Environmental artist John Dahlsen's work explores how creating synergistic opportunities in globalized economic times can create breakthrough resolutions for artists whose art creates positive shifts for future environmental transformation. Dahlsen's vision aids art professionals with new opportunities, perceptions and suggested synergies, as marginalized artists experience potential compromise in their careers with events like the Global Financial Crisis (GFC), resulting in unemployment, cessation of career activities, or at best new career paths in associated fields. An art form most significantly interrupted by the GFC, was the Indigenous art of Australia, which had seen a dream run in exhibition and auction sales since the boom in the 1980s. These boom years came crashing to an all-time low during 2007–2008 with the advent of the Global Financial Crisis. In the case of the Indigenous art movement, it was revealed that the unfettered blurring of the lines between fine art and craft is not only unnecessary but needing reassessment. A redefinition as a result of the GFC and an introduction of clear delineation will assist in re-asserting integrity across the board within this art movement. Collaborations can potentially engender unprecedented industry support, and encourage artists to adapt positively to uncertain economic times. Progress through diversification provides opportunity for economic viability for artists, leading to a reduction of economic stress for them, who in socially unjustifiable ways may otherwise compromise creativity to survive. Providing insight through new research and education will fill gaps in this knowledge. For our cultural future to be guided by artists whose creativity is centered on environmental aesthetics, they need freeing up from financial constrictions to work effectively, all requiring significant shifts in consciousness. Progress requires perceptual shifts, beginning with the artists involved in implementing their vision. Industry and social backing will support these artists’ creative vision and environmental awareness aesthetic, whose art will help shape future evolution and environmental transformation.

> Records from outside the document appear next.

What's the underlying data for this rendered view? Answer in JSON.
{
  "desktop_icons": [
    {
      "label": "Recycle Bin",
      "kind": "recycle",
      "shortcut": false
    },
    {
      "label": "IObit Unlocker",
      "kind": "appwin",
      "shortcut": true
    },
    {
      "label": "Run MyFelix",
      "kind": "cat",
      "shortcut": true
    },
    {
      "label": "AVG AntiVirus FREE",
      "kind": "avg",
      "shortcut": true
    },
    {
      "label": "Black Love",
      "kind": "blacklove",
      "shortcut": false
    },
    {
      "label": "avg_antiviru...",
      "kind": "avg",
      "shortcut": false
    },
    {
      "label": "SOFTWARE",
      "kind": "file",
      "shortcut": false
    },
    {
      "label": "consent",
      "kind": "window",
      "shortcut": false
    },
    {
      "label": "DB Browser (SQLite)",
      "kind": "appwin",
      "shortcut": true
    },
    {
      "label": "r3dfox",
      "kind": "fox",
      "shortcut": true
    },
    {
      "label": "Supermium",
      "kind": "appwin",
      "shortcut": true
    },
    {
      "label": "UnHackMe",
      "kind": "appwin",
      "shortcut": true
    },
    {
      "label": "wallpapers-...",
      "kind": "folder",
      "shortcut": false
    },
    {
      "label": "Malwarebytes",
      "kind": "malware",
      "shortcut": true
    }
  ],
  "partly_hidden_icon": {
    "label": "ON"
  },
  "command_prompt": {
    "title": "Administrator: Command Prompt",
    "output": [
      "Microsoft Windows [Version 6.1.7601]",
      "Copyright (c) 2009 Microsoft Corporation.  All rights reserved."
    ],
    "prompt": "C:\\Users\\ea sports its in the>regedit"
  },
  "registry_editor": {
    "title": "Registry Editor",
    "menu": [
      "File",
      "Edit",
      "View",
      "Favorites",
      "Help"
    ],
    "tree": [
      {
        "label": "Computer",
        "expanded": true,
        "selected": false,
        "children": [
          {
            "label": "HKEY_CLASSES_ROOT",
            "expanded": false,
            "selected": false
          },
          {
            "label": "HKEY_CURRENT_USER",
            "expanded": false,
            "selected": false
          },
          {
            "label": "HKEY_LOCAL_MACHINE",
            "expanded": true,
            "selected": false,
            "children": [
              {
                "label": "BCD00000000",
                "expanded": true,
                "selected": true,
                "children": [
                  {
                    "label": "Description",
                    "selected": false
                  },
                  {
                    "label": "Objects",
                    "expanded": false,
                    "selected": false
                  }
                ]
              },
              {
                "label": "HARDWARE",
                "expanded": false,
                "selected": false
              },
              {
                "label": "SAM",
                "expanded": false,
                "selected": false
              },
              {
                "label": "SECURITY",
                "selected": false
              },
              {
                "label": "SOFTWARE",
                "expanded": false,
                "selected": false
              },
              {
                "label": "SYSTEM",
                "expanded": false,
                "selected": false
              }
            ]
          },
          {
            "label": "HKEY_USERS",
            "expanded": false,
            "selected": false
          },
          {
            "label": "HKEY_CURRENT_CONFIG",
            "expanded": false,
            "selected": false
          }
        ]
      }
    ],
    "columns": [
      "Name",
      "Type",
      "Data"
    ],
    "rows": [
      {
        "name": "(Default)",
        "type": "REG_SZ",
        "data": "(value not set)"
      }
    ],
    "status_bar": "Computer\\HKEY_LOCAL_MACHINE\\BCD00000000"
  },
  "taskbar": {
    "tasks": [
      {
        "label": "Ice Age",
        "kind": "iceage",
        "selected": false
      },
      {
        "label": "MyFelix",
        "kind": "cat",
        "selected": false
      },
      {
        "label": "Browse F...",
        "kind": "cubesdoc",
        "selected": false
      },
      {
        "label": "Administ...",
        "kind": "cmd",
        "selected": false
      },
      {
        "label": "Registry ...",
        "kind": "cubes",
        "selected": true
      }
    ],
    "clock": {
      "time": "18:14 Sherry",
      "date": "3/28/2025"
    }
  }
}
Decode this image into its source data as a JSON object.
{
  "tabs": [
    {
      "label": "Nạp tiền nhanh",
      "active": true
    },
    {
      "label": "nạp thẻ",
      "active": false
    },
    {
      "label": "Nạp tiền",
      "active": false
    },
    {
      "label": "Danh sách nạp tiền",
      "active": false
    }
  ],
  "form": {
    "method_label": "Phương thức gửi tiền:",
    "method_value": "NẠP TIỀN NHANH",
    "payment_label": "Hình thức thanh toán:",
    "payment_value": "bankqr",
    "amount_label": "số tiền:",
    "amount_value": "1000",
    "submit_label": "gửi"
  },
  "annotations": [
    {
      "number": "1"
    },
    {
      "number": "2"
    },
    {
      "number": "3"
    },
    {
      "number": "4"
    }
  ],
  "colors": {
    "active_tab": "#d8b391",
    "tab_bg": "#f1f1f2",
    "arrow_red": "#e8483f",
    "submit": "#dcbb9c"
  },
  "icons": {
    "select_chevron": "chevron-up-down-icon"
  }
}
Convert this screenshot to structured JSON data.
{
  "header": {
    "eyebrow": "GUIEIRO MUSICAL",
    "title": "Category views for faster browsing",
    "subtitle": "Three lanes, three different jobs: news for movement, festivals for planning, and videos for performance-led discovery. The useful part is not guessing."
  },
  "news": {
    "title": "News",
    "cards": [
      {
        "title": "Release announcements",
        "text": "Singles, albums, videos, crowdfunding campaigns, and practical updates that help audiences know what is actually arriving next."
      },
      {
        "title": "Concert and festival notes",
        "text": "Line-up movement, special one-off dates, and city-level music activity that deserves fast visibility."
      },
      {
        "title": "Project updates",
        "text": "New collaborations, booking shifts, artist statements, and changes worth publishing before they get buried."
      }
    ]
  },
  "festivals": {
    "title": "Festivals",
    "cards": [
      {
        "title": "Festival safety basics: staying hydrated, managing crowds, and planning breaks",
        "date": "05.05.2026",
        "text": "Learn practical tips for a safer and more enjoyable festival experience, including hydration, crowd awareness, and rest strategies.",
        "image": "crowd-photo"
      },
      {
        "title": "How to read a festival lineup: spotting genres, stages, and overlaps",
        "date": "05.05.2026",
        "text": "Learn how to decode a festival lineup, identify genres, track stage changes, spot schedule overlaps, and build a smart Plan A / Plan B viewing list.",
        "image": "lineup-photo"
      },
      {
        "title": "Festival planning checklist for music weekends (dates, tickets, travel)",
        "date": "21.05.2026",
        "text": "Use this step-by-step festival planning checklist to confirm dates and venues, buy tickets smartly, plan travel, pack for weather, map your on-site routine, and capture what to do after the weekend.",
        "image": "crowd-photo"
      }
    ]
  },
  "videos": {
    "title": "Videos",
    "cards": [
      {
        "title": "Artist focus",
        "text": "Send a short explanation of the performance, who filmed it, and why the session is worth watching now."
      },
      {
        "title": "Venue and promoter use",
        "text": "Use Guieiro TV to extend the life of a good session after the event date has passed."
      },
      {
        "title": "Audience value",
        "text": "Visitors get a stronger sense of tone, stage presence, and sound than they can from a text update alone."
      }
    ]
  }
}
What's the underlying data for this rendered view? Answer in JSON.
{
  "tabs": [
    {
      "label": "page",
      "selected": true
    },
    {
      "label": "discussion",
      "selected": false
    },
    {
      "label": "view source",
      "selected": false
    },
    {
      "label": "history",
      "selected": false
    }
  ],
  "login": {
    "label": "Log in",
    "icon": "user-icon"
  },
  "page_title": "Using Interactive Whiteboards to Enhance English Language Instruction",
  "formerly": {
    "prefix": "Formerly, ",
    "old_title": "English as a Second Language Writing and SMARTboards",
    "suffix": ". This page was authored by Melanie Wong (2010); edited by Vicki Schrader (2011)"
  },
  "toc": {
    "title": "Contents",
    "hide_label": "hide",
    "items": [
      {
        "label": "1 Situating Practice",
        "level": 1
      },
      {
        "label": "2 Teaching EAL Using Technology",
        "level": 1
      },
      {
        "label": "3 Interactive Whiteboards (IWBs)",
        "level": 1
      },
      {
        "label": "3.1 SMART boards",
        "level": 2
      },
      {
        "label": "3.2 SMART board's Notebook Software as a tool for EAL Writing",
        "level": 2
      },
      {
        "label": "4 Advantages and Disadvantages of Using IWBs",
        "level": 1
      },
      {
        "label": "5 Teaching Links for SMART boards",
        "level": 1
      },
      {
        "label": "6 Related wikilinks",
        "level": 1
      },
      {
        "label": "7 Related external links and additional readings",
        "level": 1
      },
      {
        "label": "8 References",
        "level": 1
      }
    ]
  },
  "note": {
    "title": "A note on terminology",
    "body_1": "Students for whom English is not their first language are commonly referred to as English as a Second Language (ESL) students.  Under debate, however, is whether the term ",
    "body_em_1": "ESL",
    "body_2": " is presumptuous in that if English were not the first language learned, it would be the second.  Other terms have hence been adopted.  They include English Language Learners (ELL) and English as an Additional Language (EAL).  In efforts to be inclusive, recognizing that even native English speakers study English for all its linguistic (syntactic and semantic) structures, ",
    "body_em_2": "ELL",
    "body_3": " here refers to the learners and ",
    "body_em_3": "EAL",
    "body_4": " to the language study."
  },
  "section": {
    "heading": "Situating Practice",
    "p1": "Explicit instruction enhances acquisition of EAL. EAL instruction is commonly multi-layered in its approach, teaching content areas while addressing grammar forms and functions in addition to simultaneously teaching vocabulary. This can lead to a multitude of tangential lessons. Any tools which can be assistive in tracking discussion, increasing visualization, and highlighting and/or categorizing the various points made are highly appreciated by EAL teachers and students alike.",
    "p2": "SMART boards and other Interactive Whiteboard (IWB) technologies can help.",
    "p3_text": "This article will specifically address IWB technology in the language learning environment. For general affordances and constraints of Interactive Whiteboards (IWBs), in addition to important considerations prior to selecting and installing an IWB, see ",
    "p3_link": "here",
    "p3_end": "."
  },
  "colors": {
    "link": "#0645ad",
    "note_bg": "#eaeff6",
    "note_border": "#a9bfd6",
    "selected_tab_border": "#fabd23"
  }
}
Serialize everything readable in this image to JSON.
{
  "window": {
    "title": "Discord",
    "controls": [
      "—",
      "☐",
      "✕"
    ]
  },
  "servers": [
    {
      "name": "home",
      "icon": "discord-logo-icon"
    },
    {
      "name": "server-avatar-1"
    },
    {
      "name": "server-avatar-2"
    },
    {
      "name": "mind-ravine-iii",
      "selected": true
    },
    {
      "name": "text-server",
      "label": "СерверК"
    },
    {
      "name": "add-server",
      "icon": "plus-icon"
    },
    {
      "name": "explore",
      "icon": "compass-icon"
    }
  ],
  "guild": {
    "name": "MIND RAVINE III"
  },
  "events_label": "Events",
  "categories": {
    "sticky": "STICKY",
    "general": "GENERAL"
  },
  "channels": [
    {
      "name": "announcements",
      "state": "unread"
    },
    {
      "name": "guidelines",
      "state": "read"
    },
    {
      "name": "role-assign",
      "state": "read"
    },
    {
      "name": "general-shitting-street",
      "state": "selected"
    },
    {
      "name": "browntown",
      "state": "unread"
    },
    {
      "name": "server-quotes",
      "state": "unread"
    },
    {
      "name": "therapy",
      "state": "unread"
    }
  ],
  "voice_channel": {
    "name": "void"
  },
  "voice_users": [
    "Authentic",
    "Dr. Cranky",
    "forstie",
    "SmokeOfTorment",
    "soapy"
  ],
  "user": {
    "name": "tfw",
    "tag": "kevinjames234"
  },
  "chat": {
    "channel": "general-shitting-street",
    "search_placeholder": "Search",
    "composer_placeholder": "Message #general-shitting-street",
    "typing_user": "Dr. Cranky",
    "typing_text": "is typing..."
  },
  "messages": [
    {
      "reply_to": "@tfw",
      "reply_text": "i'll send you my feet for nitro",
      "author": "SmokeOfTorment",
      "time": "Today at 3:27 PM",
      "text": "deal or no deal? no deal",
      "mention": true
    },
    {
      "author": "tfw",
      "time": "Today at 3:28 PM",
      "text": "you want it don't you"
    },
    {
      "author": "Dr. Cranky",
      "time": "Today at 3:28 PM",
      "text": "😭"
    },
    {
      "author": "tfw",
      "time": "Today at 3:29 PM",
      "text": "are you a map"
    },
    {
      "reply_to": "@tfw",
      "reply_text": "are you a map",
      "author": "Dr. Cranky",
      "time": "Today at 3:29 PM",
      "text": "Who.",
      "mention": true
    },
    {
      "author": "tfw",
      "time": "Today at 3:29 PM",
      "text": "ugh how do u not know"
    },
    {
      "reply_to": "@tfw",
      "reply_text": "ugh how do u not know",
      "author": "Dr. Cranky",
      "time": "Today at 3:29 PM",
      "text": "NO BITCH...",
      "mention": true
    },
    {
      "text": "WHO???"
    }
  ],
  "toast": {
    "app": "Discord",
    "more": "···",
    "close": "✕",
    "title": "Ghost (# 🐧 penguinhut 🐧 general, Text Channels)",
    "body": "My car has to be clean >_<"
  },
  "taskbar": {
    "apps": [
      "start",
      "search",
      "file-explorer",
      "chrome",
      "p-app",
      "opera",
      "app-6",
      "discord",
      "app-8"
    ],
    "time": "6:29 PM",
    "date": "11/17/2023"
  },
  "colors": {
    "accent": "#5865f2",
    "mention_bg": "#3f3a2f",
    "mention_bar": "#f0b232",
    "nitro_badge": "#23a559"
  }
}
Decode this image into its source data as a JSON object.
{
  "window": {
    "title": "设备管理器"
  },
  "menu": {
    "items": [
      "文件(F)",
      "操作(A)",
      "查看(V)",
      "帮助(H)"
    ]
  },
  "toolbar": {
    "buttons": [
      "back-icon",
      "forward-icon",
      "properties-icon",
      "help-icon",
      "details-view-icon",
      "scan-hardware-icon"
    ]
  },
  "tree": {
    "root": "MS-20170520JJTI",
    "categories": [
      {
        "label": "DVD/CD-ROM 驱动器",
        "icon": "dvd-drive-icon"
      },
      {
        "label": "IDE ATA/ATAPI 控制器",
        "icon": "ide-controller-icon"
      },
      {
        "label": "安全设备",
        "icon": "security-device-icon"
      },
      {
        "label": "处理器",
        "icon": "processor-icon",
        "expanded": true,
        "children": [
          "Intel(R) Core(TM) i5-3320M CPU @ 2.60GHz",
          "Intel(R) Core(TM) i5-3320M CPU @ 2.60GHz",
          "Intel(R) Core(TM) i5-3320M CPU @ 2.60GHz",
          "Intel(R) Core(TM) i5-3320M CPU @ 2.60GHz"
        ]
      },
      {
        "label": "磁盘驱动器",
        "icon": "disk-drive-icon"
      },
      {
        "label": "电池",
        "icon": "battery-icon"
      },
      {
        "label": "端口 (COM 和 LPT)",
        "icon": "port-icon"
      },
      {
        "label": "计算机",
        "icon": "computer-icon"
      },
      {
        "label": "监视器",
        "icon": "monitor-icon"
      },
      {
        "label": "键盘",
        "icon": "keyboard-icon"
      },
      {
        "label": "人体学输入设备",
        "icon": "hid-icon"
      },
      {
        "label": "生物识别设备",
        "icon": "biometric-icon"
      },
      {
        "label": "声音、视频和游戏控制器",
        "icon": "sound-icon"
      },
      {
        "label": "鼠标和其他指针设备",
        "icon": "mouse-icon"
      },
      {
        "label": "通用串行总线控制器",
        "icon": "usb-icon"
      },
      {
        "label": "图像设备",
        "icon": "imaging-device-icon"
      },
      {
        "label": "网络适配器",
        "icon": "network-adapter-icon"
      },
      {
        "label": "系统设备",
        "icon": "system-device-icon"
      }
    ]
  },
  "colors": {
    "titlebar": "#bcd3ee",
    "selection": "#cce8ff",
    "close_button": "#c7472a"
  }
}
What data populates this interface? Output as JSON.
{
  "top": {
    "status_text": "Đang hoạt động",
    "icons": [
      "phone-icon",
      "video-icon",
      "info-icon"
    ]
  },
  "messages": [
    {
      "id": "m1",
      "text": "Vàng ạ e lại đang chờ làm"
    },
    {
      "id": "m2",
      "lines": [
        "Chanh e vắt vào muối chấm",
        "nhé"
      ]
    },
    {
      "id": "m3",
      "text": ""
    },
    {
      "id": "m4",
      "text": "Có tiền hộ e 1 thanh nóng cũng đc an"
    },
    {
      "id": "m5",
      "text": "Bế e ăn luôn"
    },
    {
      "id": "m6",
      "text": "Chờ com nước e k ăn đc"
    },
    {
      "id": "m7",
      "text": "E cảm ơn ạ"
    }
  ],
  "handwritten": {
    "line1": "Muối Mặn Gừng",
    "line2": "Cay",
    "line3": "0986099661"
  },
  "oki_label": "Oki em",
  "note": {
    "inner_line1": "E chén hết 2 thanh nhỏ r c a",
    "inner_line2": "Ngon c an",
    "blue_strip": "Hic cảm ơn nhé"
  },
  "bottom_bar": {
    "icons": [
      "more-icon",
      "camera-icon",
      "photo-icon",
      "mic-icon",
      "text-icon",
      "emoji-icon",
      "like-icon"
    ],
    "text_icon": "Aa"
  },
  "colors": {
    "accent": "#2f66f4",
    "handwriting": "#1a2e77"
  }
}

|Keywords:||Globalization, Artists, Environment, Culture, Indigenous, Non-Indigenous, Sustainability|
PhD Candidate, Visual Arts Lecturer, Faculty of Law, Education, Business & Arts, School of Creative Arts and Humanities, Charles Darwin University, Darwin, NT, Australia